Monday, October 21, 2013

How Much to Tell the Reader

A book has an intriguing subplot. It's cool. It's satisfying. It's unique.
So how much do you tell the reader?
When I introduced my Dead Detective Series, I thought it was essential to keep the fact that the main character was dead a secret until the reader got to know her a little. Not so the reviewers, who started with that, thrilled with the idea of dead people investigating crimes in order to provide answers for victims. The book got EPIC's Best Novel of 2012, despite the fact I thought the reviews spoiled the surprise for readers.

I'm about to send my next project into the world, A LETHAL TIME AND PLACE (December). It, too, has surprises, though they have nothing to do with the Afterlife. The lead characters have secrets, and it's obvious from the first they're desperate to protect them. That becomes difficult when they witness a murder and take in a young orphan. Murder will out, as they say, and secrets are hard to keep with a teenager around.

I'm having a little difficulty writing the promo copy. How do I get across how enjoyable the process of finding out about these people is without giving away the very things the reader will want to read the book for?
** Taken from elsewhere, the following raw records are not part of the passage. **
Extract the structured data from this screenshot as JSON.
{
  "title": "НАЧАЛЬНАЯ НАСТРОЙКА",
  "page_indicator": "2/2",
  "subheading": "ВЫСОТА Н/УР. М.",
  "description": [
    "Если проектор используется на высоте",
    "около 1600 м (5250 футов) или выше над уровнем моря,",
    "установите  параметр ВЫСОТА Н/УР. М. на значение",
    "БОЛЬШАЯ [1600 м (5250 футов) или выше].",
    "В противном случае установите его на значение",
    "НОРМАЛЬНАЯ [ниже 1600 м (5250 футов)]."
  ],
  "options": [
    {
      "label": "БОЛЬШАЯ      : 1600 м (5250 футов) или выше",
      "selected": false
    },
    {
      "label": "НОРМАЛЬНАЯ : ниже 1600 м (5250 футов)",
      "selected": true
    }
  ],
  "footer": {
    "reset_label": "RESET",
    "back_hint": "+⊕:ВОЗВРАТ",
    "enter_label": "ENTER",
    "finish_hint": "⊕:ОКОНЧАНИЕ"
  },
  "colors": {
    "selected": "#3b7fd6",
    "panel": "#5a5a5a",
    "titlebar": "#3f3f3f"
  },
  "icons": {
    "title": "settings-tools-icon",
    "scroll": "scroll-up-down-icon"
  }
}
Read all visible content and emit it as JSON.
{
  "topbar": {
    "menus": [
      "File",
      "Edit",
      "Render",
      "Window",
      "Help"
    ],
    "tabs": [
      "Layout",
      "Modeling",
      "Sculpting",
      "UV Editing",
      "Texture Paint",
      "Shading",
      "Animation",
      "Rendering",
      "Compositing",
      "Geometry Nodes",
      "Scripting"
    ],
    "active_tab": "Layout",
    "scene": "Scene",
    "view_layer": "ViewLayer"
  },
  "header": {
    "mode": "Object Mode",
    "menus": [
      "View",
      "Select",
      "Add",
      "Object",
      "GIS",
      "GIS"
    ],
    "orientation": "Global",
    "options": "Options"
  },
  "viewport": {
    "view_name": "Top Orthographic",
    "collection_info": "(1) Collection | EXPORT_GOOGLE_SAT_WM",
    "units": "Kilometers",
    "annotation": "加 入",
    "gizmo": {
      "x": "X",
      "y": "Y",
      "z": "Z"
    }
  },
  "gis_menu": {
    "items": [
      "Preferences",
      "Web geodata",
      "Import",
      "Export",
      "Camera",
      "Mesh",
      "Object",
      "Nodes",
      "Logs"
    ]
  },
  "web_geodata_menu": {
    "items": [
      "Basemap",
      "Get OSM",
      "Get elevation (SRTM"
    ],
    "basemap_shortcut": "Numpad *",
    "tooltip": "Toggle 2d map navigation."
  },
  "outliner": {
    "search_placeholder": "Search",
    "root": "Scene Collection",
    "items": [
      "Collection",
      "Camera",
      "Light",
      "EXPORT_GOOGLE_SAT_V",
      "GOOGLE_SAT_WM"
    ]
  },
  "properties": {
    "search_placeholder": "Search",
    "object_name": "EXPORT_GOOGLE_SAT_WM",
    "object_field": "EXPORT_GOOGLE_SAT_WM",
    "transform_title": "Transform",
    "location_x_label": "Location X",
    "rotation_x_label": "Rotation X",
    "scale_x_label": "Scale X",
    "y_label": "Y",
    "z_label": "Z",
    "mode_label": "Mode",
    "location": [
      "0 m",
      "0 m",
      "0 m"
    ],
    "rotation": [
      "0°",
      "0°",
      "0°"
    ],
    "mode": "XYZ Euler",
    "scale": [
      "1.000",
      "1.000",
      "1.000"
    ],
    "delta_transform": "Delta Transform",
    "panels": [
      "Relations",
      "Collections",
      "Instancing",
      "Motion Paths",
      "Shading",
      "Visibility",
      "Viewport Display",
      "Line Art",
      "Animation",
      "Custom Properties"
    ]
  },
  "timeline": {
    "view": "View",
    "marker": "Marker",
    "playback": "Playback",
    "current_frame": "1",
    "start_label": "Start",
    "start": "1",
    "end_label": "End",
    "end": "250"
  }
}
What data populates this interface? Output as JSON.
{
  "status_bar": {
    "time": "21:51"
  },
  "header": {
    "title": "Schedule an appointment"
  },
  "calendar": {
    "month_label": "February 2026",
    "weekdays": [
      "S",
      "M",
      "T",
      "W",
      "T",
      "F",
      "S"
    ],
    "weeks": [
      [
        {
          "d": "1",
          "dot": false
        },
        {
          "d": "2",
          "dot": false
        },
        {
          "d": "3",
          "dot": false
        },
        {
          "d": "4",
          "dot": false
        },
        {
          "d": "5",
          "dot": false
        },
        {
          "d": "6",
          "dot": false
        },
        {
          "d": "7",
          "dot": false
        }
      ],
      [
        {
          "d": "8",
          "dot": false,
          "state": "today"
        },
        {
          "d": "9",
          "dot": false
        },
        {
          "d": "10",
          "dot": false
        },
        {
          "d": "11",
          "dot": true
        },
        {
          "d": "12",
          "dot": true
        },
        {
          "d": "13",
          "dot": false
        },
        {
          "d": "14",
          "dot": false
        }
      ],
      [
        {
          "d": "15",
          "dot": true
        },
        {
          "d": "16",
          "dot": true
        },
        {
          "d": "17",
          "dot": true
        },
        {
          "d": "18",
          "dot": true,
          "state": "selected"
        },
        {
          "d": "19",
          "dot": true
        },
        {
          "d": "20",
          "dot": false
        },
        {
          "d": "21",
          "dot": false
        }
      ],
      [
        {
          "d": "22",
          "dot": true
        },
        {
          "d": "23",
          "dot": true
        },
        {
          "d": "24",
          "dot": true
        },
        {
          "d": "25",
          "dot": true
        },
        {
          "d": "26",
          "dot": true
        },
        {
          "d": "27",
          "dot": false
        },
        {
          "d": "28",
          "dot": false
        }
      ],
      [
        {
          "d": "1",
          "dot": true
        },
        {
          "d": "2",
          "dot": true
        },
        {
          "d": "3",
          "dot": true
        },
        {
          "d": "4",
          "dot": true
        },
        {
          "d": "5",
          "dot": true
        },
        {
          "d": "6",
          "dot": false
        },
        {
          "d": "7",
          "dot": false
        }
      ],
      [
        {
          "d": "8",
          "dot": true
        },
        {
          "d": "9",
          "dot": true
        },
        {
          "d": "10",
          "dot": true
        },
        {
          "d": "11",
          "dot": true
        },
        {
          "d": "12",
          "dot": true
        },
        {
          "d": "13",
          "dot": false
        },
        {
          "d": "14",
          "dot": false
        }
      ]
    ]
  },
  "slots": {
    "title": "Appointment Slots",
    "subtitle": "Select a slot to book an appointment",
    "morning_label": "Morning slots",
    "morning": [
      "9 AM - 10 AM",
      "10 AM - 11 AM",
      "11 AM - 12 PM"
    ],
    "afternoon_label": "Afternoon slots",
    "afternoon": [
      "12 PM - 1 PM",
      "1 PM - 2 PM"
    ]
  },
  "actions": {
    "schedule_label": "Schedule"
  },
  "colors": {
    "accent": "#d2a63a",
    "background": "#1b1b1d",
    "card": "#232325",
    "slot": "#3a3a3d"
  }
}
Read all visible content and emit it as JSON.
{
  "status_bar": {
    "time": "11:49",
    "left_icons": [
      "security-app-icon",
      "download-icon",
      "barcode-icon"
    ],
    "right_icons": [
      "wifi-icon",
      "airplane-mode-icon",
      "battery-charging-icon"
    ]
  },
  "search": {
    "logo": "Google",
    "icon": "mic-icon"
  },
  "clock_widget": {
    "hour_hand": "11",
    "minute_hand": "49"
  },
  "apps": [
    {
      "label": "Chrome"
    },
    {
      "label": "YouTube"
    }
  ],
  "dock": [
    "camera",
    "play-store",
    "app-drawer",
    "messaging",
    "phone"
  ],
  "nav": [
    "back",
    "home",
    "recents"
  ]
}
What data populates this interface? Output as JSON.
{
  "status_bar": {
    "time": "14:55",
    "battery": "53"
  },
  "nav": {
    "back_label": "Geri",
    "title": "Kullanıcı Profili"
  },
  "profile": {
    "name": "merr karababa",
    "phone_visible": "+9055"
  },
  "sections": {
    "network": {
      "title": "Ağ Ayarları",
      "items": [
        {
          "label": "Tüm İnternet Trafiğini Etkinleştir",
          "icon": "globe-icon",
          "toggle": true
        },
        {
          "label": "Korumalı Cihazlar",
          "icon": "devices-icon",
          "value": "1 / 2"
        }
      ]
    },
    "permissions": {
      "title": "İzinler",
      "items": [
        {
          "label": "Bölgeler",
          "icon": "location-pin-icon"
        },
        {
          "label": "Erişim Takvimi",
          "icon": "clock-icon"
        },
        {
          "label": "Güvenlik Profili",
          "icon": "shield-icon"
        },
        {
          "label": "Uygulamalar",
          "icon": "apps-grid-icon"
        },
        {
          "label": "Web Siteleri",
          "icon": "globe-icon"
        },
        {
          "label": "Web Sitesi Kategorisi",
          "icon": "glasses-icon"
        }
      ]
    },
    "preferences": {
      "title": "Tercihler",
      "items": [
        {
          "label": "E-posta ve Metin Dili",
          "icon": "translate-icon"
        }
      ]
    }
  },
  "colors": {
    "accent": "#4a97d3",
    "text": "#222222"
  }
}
I guess it's a good problem to have--so much mystery in the mystery!

I'm looking for reviewers who'd like a free e-copy, so contact me if you're the reviewing sort and this book sounds like something you'd enjoy. or find me on Facebook

1 comment:

Allure of Deceit said...

These are such innovative approaches to mysteries - and Peg, you do love secrets!